[Data about app and page elements]
━━━━━━━━━━━━━━━━━━━━
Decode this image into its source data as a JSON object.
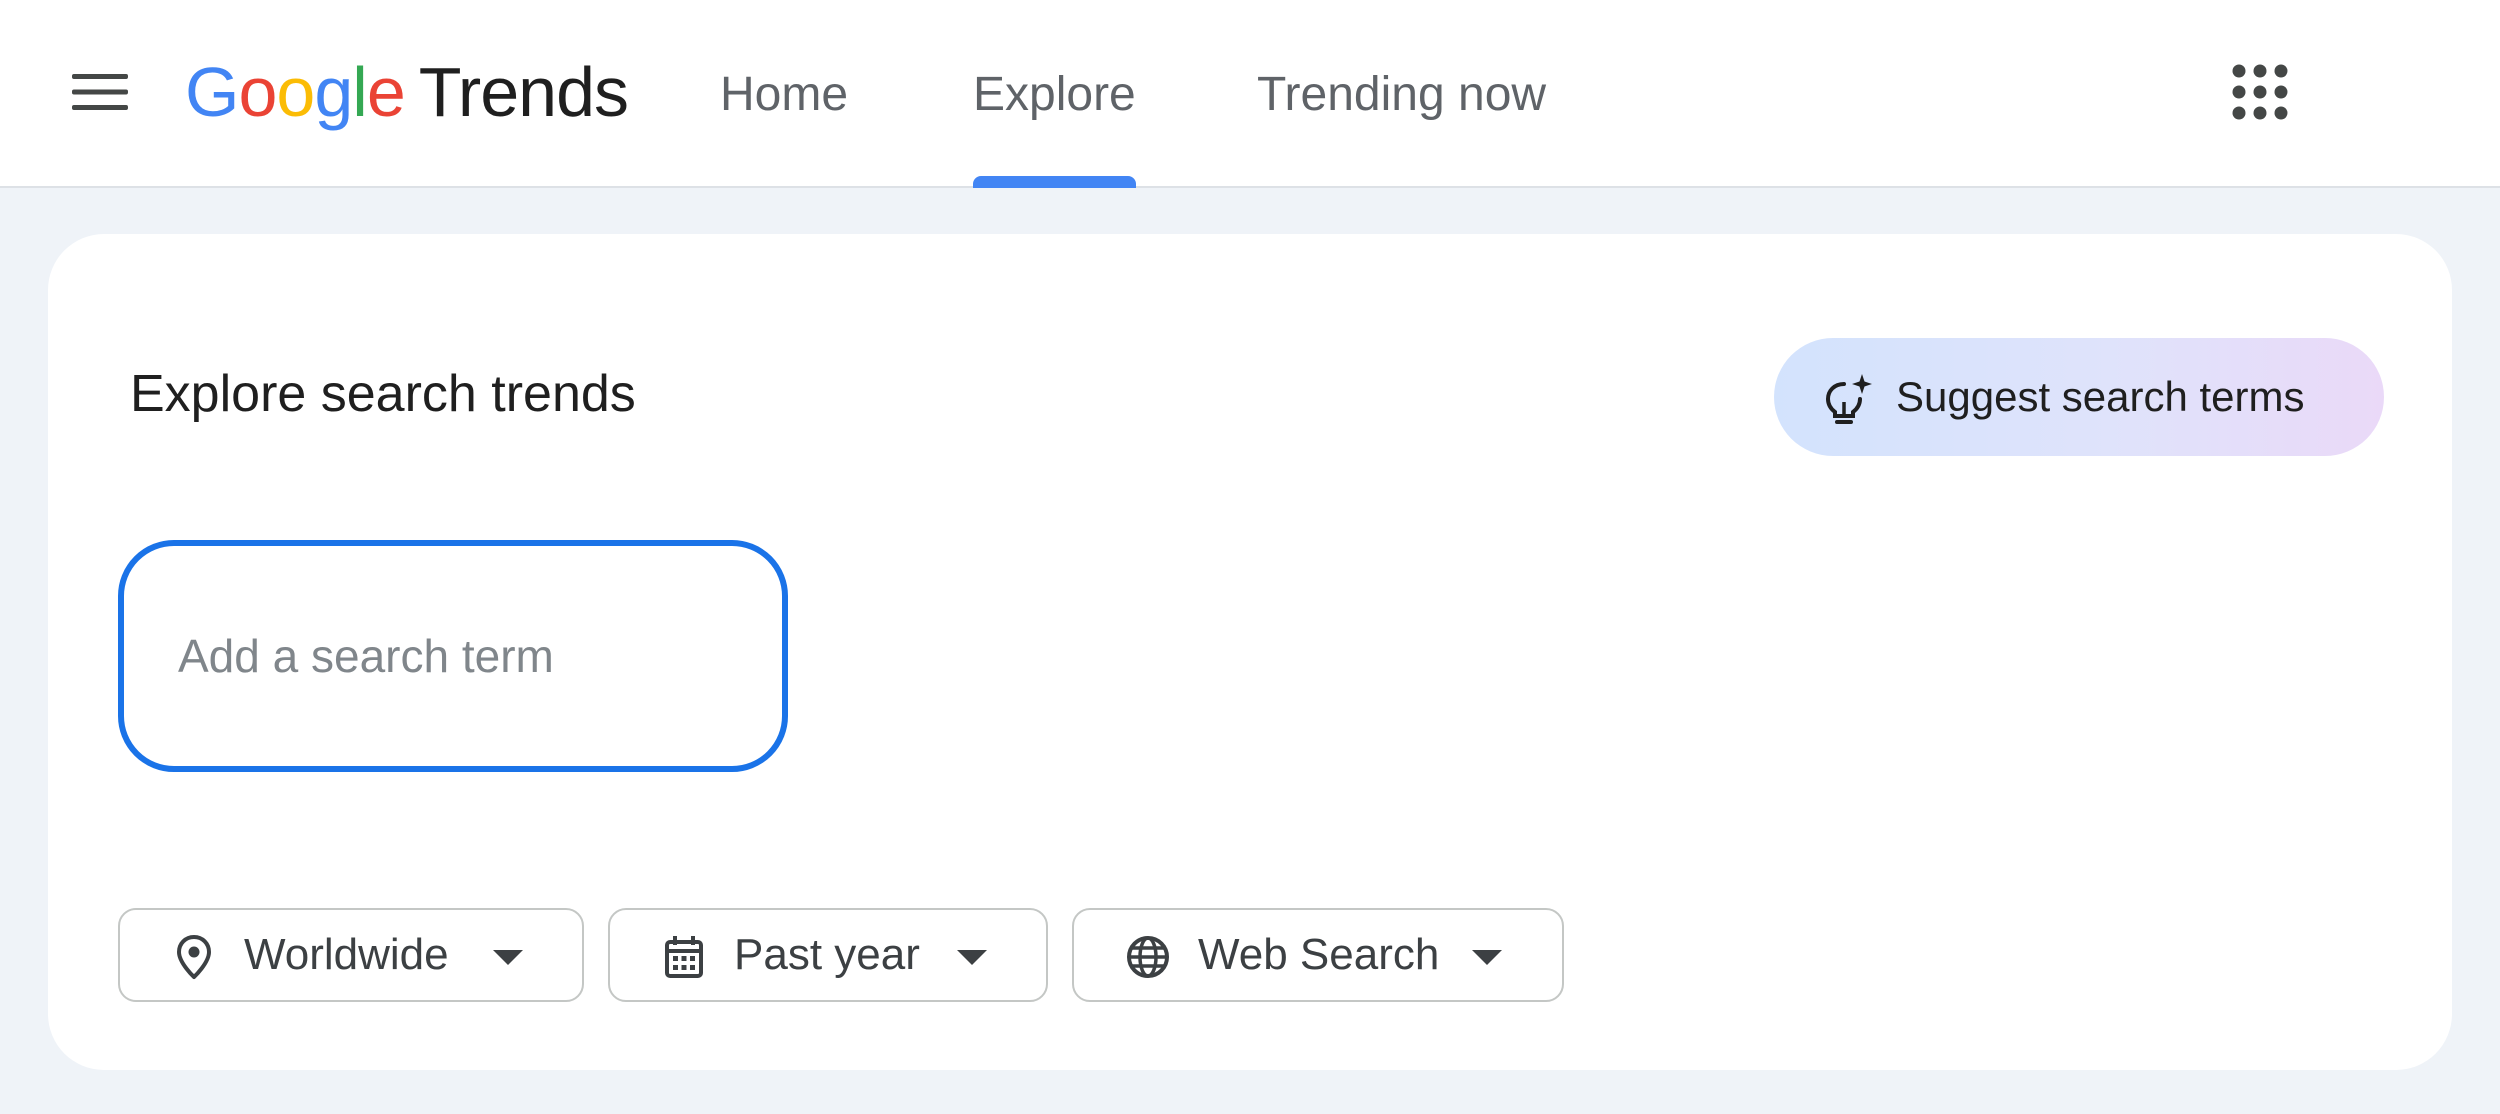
{
  "header": {
    "logo": {
      "letters": [
        "G",
        "o",
        "o",
        "g",
        "l",
        "e"
      ],
      "letter_colors": [
        "#4285f4",
        "#ea4335",
        "#fbbc05",
        "#4285f4",
        "#34a853",
        "#ea4335"
      ],
      "product": "Trends"
    },
    "nav": [
      {
        "label": "Home",
        "active": false
      },
      {
        "label": "Explore",
        "active": true
      },
      {
        "label": "Trending now",
        "active": false
      }
    ],
    "icons": {
      "menu": "hamburger-menu-icon",
      "apps": "apps-grid-icon"
    },
    "accent_color": "#4285f4"
  },
  "card": {
    "title": "Explore search trends",
    "suggest_button": {
      "label": "Suggest search terms",
      "icon": "lightbulb-sparkle-icon"
    },
    "search": {
      "value": "",
      "placeholder": "Add a search term",
      "border_color": "#1a73e8"
    },
    "filters": [
      {
        "label": "Worldwide",
        "icon": "location-pin-icon"
      },
      {
        "label": "Past year",
        "icon": "calendar-icon"
      },
      {
        "label": "Web Search",
        "icon": "globe-icon"
      }
    ]
  }
}
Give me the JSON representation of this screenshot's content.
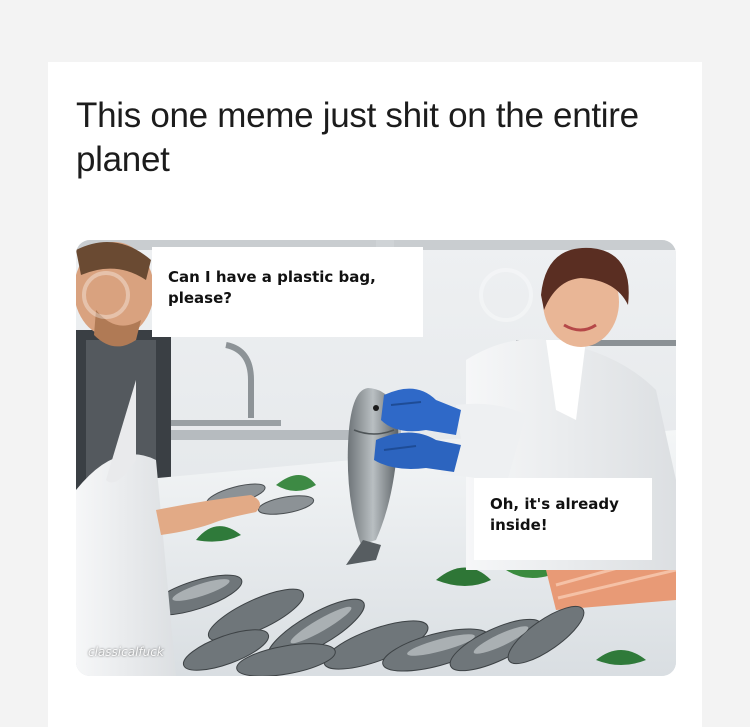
{
  "post": {
    "text_line1": "This one meme just shit on the entire",
    "text_line2": "planet"
  },
  "meme": {
    "customer_caption_line1": "Can I have a plastic bag,",
    "customer_caption_line2": "please?",
    "vendor_caption_line1": "Oh, it's already",
    "vendor_caption_line2": "inside!",
    "watermark": "classicalfuck"
  }
}
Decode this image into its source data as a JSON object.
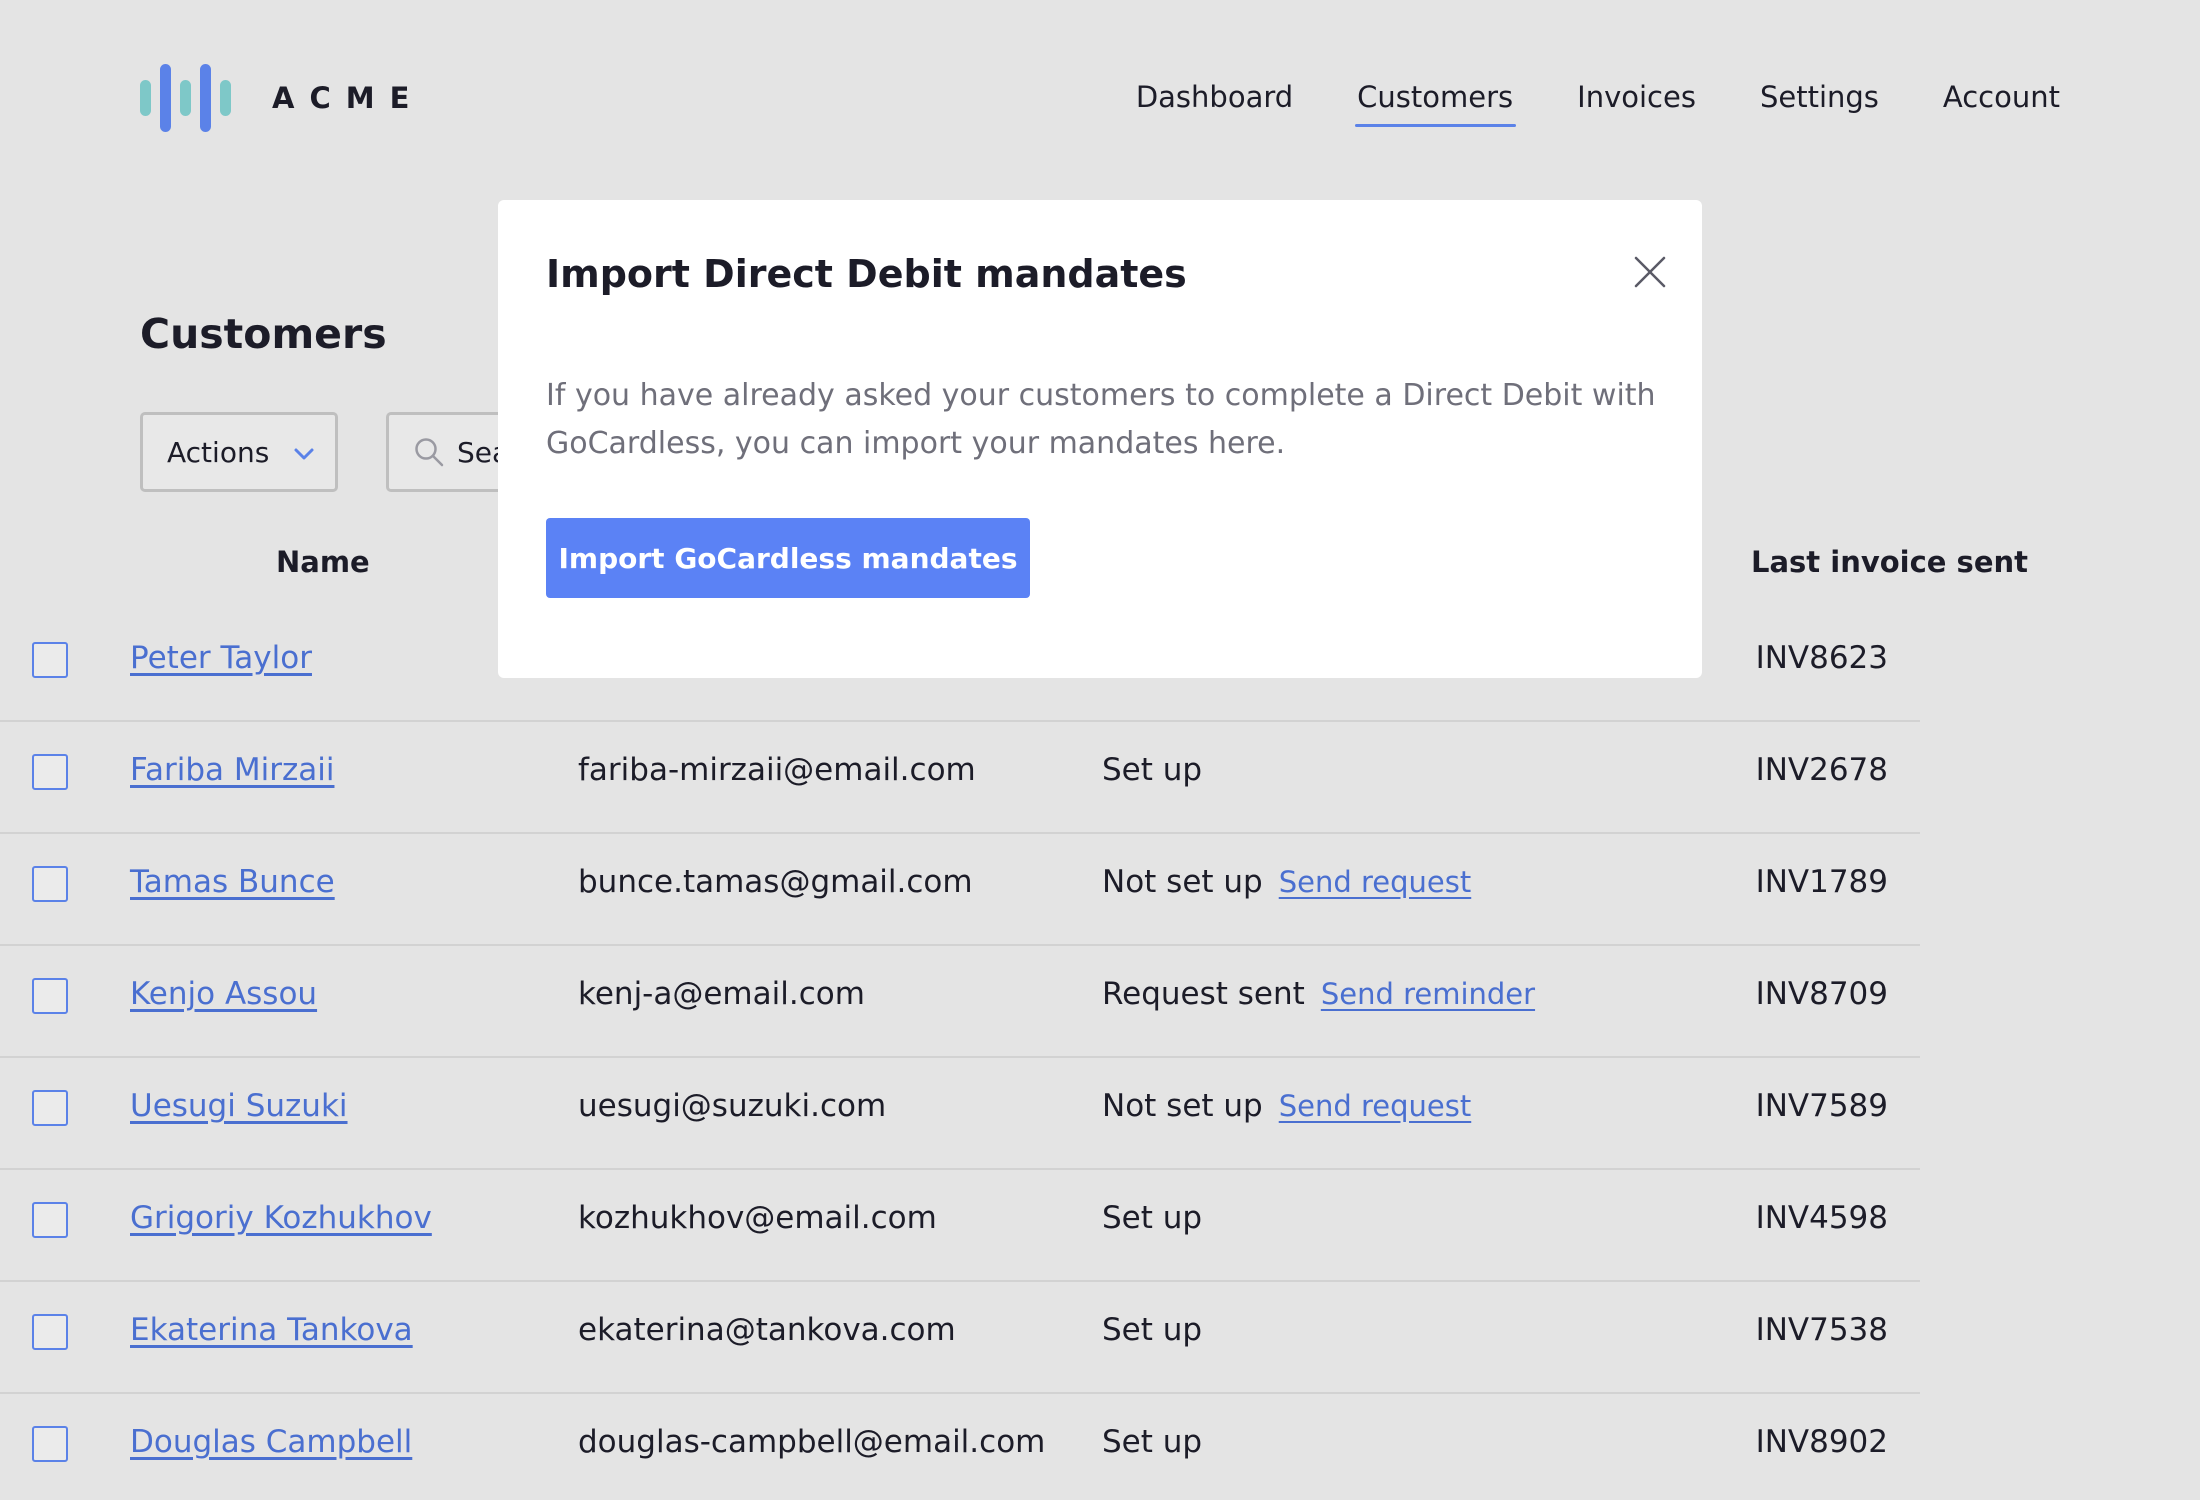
{
  "header": {
    "logo_text": "ACME",
    "nav": [
      {
        "label": "Dashboard",
        "active": false
      },
      {
        "label": "Customers",
        "active": true
      },
      {
        "label": "Invoices",
        "active": false
      },
      {
        "label": "Settings",
        "active": false
      },
      {
        "label": "Account",
        "active": false
      }
    ]
  },
  "page": {
    "title": "Customers",
    "actions_label": "Actions",
    "search_placeholder": "Search"
  },
  "table": {
    "columns": [
      "Name",
      "Last invoice sent"
    ],
    "rows": [
      {
        "name": "Peter Taylor",
        "email": "",
        "status": "",
        "status_link": "",
        "invoice": "INV8623"
      },
      {
        "name": "Fariba Mirzaii",
        "email": "fariba-mirzaii@email.com",
        "status": "Set up",
        "status_link": "",
        "invoice": "INV2678"
      },
      {
        "name": "Tamas Bunce",
        "email": "bunce.tamas@gmail.com",
        "status": "Not set up",
        "status_link": "Send request",
        "invoice": "INV1789"
      },
      {
        "name": "Kenjo Assou",
        "email": "kenj-a@email.com",
        "status": "Request sent",
        "status_link": "Send reminder",
        "invoice": "INV8709"
      },
      {
        "name": "Uesugi Suzuki",
        "email": "uesugi@suzuki.com",
        "status": "Not set up",
        "status_link": "Send request",
        "invoice": "INV7589"
      },
      {
        "name": "Grigoriy Kozhukhov",
        "email": "kozhukhov@email.com",
        "status": "Set up",
        "status_link": "",
        "invoice": "INV4598"
      },
      {
        "name": "Ekaterina Tankova",
        "email": "ekaterina@tankova.com",
        "status": "Set up",
        "status_link": "",
        "invoice": "INV7538"
      },
      {
        "name": "Douglas Campbell",
        "email": "douglas-campbell@email.com",
        "status": "Set up",
        "status_link": "",
        "invoice": "INV8902"
      }
    ]
  },
  "modal": {
    "title": "Import Direct Debit mandates",
    "body": "If you have already asked your customers to complete a Direct Debit with GoCardless, you can import your mandates here.",
    "button_label": "Import GoCardless mandates"
  },
  "colors": {
    "accent": "#5b82e8",
    "link": "#4a6fd0",
    "button": "#5b82f5",
    "logo_teal": "#7ec8c8",
    "logo_blue": "#5b82e8"
  },
  "icons": {
    "logo": "acme-bars-icon",
    "search": "search-icon",
    "dropdown": "chevron-down-icon",
    "close": "close-icon"
  }
}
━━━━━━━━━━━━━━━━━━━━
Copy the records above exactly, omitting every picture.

Decode this image into its source data as a JSON object.
{
  "header": {
    "logo": {
      "letters": [
        "G",
        "o",
        "o",
        "g",
        "l",
        "e"
      ],
      "letter_colors": [
        "#4285f4",
        "#ea4335",
        "#fbbc05",
        "#4285f4",
        "#34a853",
        "#ea4335"
      ],
      "product": "Trends"
    },
    "nav": [
      {
        "label": "Home",
        "active": false
      },
      {
        "label": "Explore",
        "active": true
      },
      {
        "label": "Trending now",
        "active": false
      }
    ],
    "icons": {
      "menu": "hamburger-menu-icon",
      "apps": "apps-grid-icon"
    },
    "accent_color": "#4285f4"
  },
  "card": {
    "title": "Explore search trends",
    "suggest_button": {
      "label": "Suggest search terms",
      "icon": "lightbulb-sparkle-icon"
    },
    "search": {
      "value": "",
      "placeholder": "Add a search term",
      "border_color": "#1a73e8"
    },
    "filters": [
      {
        "label": "Worldwide",
        "icon": "location-pin-icon"
      },
      {
        "label": "Past year",
        "icon": "calendar-icon"
      },
      {
        "label": "Web Search",
        "icon": "globe-icon"
      }
    ]
  }
}
Give me the JSON representation of this screenshot's content.
{
  "post": {
    "text_line1": "This one meme just shit on the entire",
    "text_line2": "planet"
  },
  "meme": {
    "customer_caption_line1": "Can I have a plastic bag,",
    "customer_caption_line2": "please?",
    "vendor_caption_line1": "Oh, it's already",
    "vendor_caption_line2": "inside!",
    "watermark": "classicalfuck"
  }
}
Decode this image into its source data as a JSON object.
{
  "header": {
    "logo_text": "ACME",
    "nav": [
      {
        "label": "Dashboard",
        "active": false
      },
      {
        "label": "Customers",
        "active": true
      },
      {
        "label": "Invoices",
        "active": false
      },
      {
        "label": "Settings",
        "active": false
      },
      {
        "label": "Account",
        "active": false
      }
    ]
  },
  "page": {
    "title": "Customers",
    "actions_label": "Actions",
    "search_placeholder": "Search"
  },
  "table": {
    "columns": [
      "Name",
      "Last invoice sent"
    ],
    "rows": [
      {
        "name": "Peter Taylor",
        "email": "",
        "status": "",
        "status_link": "",
        "invoice": "INV8623"
      },
      {
        "name": "Fariba Mirzaii",
        "email": "fariba-mirzaii@email.com",
        "status": "Set up",
        "status_link": "",
        "invoice": "INV2678"
      },
      {
        "name": "Tamas Bunce",
        "email": "bunce.tamas@gmail.com",
        "status": "Not set up",
        "status_link": "Send request",
        "invoice": "INV1789"
      },
      {
        "name": "Kenjo Assou",
        "email": "kenj-a@email.com",
        "status": "Request sent",
        "status_link": "Send reminder",
        "invoice": "INV8709"
      },
      {
        "name": "Uesugi Suzuki",
        "email": "uesugi@suzuki.com",
        "status": "Not set up",
        "status_link": "Send request",
        "invoice": "INV7589"
      },
      {
        "name": "Grigoriy Kozhukhov",
        "email": "kozhukhov@email.com",
        "status": "Set up",
        "status_link": "",
        "invoice": "INV4598"
      },
      {
        "name": "Ekaterina Tankova",
        "email": "ekaterina@tankova.com",
        "status": "Set up",
        "status_link": "",
        "invoice": "INV7538"
      },
      {
        "name": "Douglas Campbell",
        "email": "douglas-campbell@email.com",
        "status": "Set up",
        "status_link": "",
        "invoice": "INV8902"
      }
    ]
  },
  "modal": {
    "title": "Import Direct Debit mandates",
    "body": "If you have already asked your customers to complete a Direct Debit with GoCardless, you can import your mandates here.",
    "button_label": "Import GoCardless mandates"
  },
  "colors": {
    "accent": "#5b82e8",
    "link": "#4a6fd0",
    "button": "#5b82f5",
    "logo_teal": "#7ec8c8",
    "logo_blue": "#5b82e8"
  },
  "icons": {
    "logo": "acme-bars-icon",
    "search": "search-icon",
    "dropdown": "chevron-down-icon",
    "close": "close-icon"
  }
}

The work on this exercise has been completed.